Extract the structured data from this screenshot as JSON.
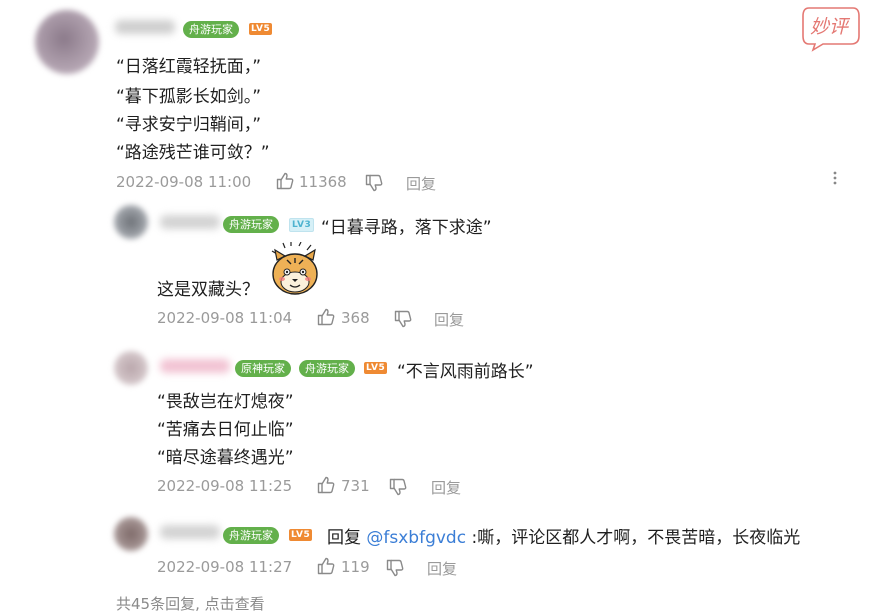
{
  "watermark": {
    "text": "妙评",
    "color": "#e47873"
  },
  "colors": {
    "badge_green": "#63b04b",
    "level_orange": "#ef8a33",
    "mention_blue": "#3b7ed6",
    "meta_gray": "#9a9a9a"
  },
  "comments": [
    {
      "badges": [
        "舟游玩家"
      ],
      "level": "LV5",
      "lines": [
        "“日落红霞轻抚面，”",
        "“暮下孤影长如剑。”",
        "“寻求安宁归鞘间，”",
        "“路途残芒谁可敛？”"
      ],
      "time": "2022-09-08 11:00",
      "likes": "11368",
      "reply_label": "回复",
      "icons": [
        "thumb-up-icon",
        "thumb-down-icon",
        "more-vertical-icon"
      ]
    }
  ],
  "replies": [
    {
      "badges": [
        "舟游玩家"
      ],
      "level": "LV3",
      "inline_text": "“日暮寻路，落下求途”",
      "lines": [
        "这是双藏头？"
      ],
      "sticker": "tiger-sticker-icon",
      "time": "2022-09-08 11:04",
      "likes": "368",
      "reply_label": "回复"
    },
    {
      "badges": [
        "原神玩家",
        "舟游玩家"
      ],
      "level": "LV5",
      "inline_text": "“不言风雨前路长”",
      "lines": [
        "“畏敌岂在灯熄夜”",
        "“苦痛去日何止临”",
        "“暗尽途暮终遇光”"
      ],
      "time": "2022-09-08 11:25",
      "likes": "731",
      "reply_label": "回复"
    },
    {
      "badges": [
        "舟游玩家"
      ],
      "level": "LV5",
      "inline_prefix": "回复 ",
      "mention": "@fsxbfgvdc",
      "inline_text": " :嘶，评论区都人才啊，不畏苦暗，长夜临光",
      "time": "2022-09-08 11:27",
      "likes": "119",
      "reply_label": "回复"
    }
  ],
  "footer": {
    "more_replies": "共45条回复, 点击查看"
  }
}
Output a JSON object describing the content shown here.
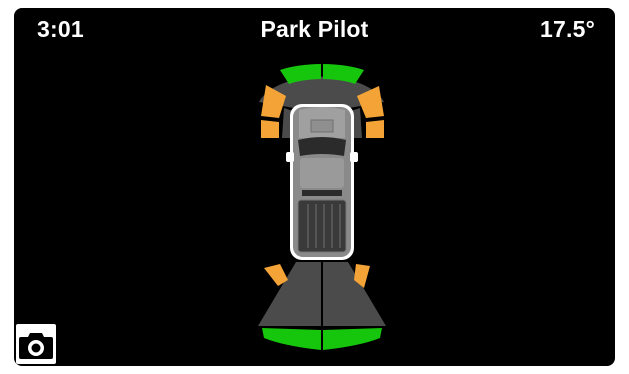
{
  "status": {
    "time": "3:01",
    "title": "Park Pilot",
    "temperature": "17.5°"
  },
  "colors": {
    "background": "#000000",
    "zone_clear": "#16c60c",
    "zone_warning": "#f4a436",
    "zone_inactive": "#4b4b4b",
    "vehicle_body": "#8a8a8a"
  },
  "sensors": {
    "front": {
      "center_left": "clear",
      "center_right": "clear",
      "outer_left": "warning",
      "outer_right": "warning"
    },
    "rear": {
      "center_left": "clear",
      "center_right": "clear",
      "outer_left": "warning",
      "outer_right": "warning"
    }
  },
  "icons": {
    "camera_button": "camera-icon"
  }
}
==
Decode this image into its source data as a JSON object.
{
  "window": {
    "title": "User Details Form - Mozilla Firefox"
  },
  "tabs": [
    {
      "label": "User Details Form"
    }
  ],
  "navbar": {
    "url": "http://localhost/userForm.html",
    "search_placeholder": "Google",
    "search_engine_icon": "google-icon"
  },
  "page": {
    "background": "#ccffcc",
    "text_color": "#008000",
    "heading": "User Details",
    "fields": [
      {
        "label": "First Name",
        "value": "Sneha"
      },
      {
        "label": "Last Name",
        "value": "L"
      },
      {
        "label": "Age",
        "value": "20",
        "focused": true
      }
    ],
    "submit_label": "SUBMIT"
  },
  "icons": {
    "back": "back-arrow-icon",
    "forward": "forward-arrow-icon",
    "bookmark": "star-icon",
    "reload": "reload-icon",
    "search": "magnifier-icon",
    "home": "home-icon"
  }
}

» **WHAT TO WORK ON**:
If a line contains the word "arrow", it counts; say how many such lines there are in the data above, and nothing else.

» **COMPLETED EXERCISE**:
2